After one week in Guatemala as the co-site leader for Alternative Spring Break, I had the first hand opportunity to witness the importance of the Michael B. Keegan Fellowship. We volunteered at Primeros Pasos Medical Clinic. It was established by Brent Savoie, a Vanderbilt Traveling Fellow. In addition to creating a sustainable international network of volunteer/employment opportunities, I think it is also important to sustain the projects of past fellows. The incredible accomplishments of past fellows should not go unrecognized, nor should their projects end after one year. In Guatemala, I would like to accomplish three goals:
Secondly, I would travel to Mexico because there is an overwhelming need for volunteers and aid. According to UNICEF, 75% of the children in rural Mexico are malnourished. Furthermore, diarrhea is a result of a poor diet and a leading cause of death among children. Issues of public health and malnutrition are two major concerns in Mexico. In Mexico, I would contact organizations that address these issues. For example, I could form a partnership with a non-profit organization such as Puente a la Salud Comunitaria. Puente, a partner with Amigos de las Americas, focuses on sustainable development in Oaxaca by incorporating the Amaranth plant into the Mexican diet. Amaranth is a versatile plant that is found in Mexico, Guatemala, and other Latin American countries. I would like to explore the service opportunities in Oaxaca and other parts of Mexico.
Lastly, I would travel to Belize to diversify the volunteer opportunities made available to college students. Although most of Latin America is Spanish-speaking, Belize is English-speaking. By incorporating Belize into the international service opportunity network, more students can benefit from their cross-cultural service experience. Belize faces similar issues of poverty, malnutrition, sustainable development, and sanitation issues as Mexico and Guatemala.
In all three countries, I would evaluate the on-site assessment of need, on-site contacts, demographic profile, cost of living, short term and long term projects, prerequisites and requirements of volunteers, and fundraising needs.
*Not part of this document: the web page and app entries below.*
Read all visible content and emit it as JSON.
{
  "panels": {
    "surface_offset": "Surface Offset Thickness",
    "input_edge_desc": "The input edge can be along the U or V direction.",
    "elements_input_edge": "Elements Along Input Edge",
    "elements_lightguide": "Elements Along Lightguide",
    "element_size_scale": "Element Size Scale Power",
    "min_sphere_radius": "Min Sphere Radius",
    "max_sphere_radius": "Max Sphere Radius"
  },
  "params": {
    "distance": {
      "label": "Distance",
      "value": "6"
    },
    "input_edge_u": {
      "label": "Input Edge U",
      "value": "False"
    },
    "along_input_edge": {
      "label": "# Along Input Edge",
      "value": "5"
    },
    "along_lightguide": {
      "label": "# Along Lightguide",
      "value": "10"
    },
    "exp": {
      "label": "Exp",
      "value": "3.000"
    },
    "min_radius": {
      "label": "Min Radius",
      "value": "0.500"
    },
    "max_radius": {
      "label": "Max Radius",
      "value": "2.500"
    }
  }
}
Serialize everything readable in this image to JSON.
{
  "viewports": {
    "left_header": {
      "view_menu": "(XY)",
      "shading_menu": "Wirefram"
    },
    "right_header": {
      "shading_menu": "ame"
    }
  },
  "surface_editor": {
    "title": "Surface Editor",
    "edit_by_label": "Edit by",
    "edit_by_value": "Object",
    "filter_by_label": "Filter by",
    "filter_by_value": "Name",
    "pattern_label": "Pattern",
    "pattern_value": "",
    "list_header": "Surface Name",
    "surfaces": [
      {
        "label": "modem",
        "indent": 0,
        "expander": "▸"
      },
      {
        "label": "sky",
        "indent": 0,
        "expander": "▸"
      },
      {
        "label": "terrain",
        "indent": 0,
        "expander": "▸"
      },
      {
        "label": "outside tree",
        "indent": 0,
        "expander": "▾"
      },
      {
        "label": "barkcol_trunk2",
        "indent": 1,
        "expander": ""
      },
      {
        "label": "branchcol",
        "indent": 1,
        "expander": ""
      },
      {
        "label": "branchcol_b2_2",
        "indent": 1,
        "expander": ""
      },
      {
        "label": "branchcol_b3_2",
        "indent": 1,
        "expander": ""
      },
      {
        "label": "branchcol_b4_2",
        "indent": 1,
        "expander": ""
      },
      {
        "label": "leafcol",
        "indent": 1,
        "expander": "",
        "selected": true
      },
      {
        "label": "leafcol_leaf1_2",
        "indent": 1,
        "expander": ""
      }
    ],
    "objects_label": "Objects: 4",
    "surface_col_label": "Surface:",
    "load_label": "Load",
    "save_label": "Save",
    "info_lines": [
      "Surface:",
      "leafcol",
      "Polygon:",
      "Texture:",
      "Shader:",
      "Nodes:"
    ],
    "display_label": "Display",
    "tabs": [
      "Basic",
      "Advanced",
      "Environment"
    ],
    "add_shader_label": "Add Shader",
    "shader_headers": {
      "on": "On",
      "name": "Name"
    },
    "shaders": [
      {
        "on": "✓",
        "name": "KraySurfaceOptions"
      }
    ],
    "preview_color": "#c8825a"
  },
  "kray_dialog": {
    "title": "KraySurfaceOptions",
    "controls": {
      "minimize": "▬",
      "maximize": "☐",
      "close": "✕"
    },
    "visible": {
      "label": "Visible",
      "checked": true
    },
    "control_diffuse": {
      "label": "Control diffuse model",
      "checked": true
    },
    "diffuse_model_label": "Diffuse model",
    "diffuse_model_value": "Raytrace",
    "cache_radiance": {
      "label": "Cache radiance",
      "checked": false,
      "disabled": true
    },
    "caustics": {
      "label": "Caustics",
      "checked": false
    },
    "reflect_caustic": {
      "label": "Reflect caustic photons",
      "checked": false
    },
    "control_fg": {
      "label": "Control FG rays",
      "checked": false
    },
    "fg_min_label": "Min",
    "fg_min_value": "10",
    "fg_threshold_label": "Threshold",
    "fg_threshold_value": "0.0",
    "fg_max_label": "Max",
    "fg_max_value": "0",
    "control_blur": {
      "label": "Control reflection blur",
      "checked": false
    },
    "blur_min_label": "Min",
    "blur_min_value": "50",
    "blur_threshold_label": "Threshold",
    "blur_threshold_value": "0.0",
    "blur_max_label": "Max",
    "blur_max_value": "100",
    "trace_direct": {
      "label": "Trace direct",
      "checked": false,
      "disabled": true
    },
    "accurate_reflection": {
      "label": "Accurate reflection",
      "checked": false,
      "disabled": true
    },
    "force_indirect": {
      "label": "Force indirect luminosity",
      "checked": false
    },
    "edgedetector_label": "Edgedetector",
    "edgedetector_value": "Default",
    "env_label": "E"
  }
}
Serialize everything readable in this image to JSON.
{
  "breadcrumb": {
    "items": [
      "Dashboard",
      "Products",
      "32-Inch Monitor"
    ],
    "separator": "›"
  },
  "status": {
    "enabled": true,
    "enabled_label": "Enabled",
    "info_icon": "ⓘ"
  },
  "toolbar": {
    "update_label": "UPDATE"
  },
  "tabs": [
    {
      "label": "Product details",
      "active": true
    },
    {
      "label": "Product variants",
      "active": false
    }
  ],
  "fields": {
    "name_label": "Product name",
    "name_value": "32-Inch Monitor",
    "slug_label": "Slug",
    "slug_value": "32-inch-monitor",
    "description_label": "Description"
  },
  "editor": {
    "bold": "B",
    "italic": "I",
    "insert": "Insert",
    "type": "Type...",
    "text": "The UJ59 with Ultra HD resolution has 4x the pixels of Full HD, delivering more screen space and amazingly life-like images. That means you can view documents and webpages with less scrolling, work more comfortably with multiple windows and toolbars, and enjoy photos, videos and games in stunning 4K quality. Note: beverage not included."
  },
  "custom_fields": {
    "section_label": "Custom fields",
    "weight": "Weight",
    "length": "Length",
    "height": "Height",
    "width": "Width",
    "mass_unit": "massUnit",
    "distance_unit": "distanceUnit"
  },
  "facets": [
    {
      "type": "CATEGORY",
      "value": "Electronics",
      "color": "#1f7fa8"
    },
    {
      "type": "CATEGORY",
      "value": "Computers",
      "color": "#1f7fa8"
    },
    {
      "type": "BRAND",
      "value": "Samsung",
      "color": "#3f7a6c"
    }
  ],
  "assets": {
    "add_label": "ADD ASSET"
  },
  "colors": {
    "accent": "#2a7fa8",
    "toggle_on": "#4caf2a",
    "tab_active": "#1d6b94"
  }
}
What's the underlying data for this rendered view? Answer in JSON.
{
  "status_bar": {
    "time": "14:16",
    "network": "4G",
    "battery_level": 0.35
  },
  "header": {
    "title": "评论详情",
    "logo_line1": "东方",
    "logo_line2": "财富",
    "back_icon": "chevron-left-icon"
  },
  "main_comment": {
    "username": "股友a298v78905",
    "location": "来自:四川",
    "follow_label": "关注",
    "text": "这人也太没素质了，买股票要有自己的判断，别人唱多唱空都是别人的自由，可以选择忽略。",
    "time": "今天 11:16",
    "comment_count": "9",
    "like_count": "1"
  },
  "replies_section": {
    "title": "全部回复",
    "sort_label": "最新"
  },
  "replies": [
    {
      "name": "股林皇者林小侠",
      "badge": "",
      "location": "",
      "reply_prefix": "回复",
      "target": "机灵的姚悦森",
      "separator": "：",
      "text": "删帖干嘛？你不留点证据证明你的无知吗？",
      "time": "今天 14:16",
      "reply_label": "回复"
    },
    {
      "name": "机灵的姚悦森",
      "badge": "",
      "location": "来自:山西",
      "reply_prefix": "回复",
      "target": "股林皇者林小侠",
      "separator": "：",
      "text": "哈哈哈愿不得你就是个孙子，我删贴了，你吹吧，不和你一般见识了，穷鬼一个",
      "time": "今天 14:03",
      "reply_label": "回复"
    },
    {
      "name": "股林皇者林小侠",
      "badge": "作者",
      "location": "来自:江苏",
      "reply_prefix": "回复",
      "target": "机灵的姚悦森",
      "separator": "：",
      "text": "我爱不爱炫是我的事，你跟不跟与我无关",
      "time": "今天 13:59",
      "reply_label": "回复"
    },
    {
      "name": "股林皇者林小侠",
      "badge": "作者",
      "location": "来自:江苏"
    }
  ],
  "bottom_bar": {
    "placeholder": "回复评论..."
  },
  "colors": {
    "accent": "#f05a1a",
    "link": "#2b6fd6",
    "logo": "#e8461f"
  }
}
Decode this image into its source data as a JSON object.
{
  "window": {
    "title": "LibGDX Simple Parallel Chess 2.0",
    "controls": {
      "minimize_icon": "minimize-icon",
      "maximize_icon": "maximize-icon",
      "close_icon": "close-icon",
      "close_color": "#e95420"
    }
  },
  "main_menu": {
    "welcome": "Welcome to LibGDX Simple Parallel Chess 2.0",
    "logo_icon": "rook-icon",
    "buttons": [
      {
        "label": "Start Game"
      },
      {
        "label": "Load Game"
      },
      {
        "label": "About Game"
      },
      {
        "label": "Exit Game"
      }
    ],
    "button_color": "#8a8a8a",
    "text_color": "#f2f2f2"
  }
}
I also propose that I spend at least one month (pre-departure) in Washington D.C. to make contacts with local non-profits and NGOs in order to become more knowledgeable about the opportunities that already exist in Latin America.
As a Michael B. Keegan fellow, I would represent Vanderbilt University and the importance of cross-cultural immersion for students as a part of their undergraduate/graduate experience. Not only would this opportunity allow me to personally grow and to pursue my passion to serve others, but it also allows me to educate others about Latino culture and the lasting rewards of service. Finally, this project permits me to challenge the boundaries of international service, develop personal and professional service partnerships, and to proudly introduce Vanderbilt as the future leader of service-learning opportunities in Latin America.